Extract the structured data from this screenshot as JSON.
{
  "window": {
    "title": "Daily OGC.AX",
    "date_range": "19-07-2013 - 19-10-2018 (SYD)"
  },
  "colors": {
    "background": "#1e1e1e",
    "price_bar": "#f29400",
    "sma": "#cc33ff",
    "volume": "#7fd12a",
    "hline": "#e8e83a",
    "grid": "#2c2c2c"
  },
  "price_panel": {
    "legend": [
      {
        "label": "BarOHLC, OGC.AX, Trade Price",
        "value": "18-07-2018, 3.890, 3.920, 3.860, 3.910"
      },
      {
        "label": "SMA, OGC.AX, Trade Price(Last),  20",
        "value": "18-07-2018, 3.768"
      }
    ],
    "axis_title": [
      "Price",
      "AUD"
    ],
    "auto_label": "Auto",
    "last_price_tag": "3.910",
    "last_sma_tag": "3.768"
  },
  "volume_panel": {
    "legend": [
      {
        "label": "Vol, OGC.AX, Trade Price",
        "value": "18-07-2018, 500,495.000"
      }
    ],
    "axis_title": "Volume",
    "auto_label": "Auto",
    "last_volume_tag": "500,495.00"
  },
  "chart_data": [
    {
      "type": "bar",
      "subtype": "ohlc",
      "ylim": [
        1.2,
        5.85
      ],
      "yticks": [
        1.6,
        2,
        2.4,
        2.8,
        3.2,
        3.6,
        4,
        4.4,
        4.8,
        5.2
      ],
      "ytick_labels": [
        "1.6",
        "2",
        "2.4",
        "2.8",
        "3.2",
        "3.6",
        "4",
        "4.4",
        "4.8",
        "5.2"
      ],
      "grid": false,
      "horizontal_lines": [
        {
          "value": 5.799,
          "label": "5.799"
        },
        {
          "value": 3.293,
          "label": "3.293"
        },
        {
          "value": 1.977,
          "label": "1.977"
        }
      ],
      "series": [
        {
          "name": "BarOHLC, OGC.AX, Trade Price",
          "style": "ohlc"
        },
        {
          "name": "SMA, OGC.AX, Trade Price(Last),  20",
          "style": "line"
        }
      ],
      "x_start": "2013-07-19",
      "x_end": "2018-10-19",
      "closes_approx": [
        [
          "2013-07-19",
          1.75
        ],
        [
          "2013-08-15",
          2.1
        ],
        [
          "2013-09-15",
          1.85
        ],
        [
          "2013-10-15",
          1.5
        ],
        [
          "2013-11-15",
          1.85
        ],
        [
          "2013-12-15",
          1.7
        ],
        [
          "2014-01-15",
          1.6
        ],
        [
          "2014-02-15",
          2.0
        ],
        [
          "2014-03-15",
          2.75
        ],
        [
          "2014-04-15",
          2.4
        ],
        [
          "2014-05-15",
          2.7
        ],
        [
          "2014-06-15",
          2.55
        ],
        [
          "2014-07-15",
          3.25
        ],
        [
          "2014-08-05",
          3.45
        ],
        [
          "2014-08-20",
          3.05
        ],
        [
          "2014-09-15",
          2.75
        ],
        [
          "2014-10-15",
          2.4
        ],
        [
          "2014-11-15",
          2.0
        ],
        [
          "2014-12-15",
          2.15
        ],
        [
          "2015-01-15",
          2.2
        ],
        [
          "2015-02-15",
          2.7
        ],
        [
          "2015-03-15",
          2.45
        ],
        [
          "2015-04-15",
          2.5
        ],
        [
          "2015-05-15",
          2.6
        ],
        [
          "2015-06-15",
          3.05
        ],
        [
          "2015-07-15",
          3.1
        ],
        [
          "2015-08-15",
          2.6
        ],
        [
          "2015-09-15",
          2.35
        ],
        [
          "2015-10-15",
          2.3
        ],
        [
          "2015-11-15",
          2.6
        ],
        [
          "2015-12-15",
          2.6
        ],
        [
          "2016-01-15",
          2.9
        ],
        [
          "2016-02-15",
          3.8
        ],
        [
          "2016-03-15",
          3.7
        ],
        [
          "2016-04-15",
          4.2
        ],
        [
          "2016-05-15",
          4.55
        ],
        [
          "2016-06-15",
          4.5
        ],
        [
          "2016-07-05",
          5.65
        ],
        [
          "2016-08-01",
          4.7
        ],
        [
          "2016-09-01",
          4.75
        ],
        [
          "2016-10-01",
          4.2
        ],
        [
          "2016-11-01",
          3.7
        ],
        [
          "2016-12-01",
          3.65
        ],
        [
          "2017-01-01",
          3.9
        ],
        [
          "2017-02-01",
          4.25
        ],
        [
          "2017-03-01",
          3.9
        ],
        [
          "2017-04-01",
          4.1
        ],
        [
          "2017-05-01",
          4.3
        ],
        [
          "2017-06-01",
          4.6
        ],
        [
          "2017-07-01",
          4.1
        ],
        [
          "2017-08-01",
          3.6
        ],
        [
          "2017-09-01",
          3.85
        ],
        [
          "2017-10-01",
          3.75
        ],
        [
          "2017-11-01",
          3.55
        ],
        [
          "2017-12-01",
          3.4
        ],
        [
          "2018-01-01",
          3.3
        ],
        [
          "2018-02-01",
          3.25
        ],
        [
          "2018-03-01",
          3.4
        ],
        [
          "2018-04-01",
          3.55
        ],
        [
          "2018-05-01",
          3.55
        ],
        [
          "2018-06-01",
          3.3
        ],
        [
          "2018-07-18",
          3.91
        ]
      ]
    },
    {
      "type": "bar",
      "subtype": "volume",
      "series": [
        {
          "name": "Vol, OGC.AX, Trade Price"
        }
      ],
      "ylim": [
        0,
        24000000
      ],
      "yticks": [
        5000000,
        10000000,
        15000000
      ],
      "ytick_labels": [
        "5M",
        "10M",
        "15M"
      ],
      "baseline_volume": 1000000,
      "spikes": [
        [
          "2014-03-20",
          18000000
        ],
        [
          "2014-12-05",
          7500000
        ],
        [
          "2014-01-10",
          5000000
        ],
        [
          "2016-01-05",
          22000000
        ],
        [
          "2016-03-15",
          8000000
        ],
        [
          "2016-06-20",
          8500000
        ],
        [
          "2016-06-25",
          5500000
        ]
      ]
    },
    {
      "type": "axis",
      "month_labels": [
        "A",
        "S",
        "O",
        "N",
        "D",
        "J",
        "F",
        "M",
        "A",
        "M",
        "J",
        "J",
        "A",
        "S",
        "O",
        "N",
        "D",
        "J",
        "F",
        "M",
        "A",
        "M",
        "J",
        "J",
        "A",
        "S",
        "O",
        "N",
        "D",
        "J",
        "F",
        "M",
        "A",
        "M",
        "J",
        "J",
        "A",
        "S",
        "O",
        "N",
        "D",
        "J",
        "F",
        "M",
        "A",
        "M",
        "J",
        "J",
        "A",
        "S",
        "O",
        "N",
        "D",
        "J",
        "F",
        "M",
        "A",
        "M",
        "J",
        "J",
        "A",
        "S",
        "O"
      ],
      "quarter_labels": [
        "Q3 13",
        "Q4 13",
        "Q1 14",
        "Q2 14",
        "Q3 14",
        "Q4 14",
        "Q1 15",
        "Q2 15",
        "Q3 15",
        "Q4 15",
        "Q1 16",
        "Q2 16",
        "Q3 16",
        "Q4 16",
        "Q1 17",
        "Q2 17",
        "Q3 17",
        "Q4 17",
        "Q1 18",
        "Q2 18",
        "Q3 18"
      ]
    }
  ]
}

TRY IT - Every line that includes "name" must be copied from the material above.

THE ANSWER -
          "name": "BarOHLC, OGC.AX, Trade Price",
          "name": "SMA, OGC.AX, Trade Price(Last),  20",
          "name": "Vol, OGC.AX, Trade Price"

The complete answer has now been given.